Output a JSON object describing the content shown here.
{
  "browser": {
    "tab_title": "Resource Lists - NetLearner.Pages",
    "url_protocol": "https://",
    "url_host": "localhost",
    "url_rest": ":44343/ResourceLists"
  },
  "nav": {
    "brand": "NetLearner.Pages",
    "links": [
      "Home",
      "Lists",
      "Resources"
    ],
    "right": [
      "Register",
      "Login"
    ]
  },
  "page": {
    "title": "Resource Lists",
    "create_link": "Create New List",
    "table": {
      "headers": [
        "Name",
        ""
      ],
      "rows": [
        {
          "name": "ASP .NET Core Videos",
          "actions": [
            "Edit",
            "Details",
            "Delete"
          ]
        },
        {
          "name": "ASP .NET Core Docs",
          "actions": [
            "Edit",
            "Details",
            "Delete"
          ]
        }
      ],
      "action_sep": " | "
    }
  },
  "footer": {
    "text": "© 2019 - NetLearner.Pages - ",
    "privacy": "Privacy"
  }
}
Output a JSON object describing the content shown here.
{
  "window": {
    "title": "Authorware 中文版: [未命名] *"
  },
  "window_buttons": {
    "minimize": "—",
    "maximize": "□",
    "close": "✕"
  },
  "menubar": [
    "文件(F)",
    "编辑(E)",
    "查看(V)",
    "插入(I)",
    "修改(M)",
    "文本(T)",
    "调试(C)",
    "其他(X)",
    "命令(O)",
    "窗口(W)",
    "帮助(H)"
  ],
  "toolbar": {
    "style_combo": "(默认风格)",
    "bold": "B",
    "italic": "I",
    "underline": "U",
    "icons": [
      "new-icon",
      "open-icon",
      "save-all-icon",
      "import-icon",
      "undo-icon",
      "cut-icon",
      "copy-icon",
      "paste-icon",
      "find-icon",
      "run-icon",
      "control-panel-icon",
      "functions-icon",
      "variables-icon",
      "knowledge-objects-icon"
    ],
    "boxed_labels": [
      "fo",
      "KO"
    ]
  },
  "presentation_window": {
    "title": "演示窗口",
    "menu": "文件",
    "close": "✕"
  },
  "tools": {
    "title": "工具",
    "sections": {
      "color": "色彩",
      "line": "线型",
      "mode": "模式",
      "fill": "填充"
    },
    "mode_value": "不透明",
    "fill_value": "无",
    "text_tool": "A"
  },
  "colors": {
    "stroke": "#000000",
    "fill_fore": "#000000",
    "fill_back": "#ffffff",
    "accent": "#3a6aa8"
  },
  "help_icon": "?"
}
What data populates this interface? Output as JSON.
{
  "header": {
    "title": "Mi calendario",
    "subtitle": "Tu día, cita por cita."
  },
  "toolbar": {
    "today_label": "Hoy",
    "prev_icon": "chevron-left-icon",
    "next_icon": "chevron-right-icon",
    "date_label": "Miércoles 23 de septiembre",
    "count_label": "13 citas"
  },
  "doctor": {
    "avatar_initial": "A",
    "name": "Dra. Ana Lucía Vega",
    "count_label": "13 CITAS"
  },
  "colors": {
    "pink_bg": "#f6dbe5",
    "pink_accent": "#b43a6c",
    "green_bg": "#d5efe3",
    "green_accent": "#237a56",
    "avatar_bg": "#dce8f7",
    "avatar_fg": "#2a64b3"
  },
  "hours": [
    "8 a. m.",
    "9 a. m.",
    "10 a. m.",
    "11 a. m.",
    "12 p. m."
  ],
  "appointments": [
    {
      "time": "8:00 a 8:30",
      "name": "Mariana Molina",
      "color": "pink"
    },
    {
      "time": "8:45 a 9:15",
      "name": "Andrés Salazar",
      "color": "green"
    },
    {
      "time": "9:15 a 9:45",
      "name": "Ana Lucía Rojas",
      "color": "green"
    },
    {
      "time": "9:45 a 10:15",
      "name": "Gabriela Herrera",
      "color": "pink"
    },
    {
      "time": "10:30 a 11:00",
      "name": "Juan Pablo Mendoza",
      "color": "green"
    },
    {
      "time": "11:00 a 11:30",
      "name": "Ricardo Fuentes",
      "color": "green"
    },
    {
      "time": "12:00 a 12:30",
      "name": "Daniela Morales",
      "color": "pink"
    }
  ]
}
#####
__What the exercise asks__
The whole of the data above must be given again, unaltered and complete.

__Response box__
Output a JSON object describing the content shown here.
{
  "browser": {
    "tab_title": "Resource Lists - NetLearner.Pages",
    "url_protocol": "https://",
    "url_host": "localhost",
    "url_rest": ":44343/ResourceLists"
  },
  "nav": {
    "brand": "NetLearner.Pages",
    "links": [
      "Home",
      "Lists",
      "Resources"
    ],
    "right": [
      "Register",
      "Login"
    ]
  },
  "page": {
    "title": "Resource Lists",
    "create_link": "Create New List",
    "table": {
      "headers": [
        "Name",
        ""
      ],
      "rows": [
        {
          "name": "ASP .NET Core Videos",
          "actions": [
            "Edit",
            "Details",
            "Delete"
          ]
        },
        {
          "name": "ASP .NET Core Docs",
          "actions": [
            "Edit",
            "Details",
            "Delete"
          ]
        }
      ],
      "action_sep": " | "
    }
  },
  "footer": {
    "text": "© 2019 - NetLearner.Pages - ",
    "privacy": "Privacy"
  }
}
Output a JSON object describing the content shown here.
{
  "window": {
    "title": "Authorware 中文版: [未命名] *"
  },
  "window_buttons": {
    "minimize": "—",
    "maximize": "□",
    "close": "✕"
  },
  "menubar": [
    "文件(F)",
    "编辑(E)",
    "查看(V)",
    "插入(I)",
    "修改(M)",
    "文本(T)",
    "调试(C)",
    "其他(X)",
    "命令(O)",
    "窗口(W)",
    "帮助(H)"
  ],
  "toolbar": {
    "style_combo": "(默认风格)",
    "bold": "B",
    "italic": "I",
    "underline": "U",
    "icons": [
      "new-icon",
      "open-icon",
      "save-all-icon",
      "import-icon",
      "undo-icon",
      "cut-icon",
      "copy-icon",
      "paste-icon",
      "find-icon",
      "run-icon",
      "control-panel-icon",
      "functions-icon",
      "variables-icon",
      "knowledge-objects-icon"
    ],
    "boxed_labels": [
      "fo",
      "KO"
    ]
  },
  "presentation_window": {
    "title": "演示窗口",
    "menu": "文件",
    "close": "✕"
  },
  "tools": {
    "title": "工具",
    "sections": {
      "color": "色彩",
      "line": "线型",
      "mode": "模式",
      "fill": "填充"
    },
    "mode_value": "不透明",
    "fill_value": "无",
    "text_tool": "A"
  },
  "colors": {
    "stroke": "#000000",
    "fill_fore": "#000000",
    "fill_back": "#ffffff",
    "accent": "#3a6aa8"
  },
  "help_icon": "?"
}
What data populates this interface? Output as JSON.
{
  "header": {
    "title": "Mi calendario",
    "subtitle": "Tu día, cita por cita."
  },
  "toolbar": {
    "today_label": "Hoy",
    "prev_icon": "chevron-left-icon",
    "next_icon": "chevron-right-icon",
    "date_label": "Miércoles 23 de septiembre",
    "count_label": "13 citas"
  },
  "doctor": {
    "avatar_initial": "A",
    "name": "Dra. Ana Lucía Vega",
    "count_label": "13 CITAS"
  },
  "colors": {
    "pink_bg": "#f6dbe5",
    "pink_accent": "#b43a6c",
    "green_bg": "#d5efe3",
    "green_accent": "#237a56",
    "avatar_bg": "#dce8f7",
    "avatar_fg": "#2a64b3"
  },
  "hours": [
    "8 a. m.",
    "9 a. m.",
    "10 a. m.",
    "11 a. m.",
    "12 p. m."
  ],
  "appointments": [
    {
      "time": "8:00 a 8:30",
      "name": "Mariana Molina",
      "color": "pink"
    },
    {
      "time": "8:45 a 9:15",
      "name": "Andrés Salazar",
      "color": "green"
    },
    {
      "time": "9:15 a 9:45",
      "name": "Ana Lucía Rojas",
      "color": "green"
    },
    {
      "time": "9:45 a 10:15",
      "name": "Gabriela Herrera",
      "color": "pink"
    },
    {
      "time": "10:30 a 11:00",
      "name": "Juan Pablo Mendoza",
      "color": "green"
    },
    {
      "time": "11:00 a 11:30",
      "name": "Ricardo Fuentes",
      "color": "green"
    },
    {
      "time": "12:00 a 12:30",
      "name": "Daniela Morales",
      "color": "pink"
    }
  ]
}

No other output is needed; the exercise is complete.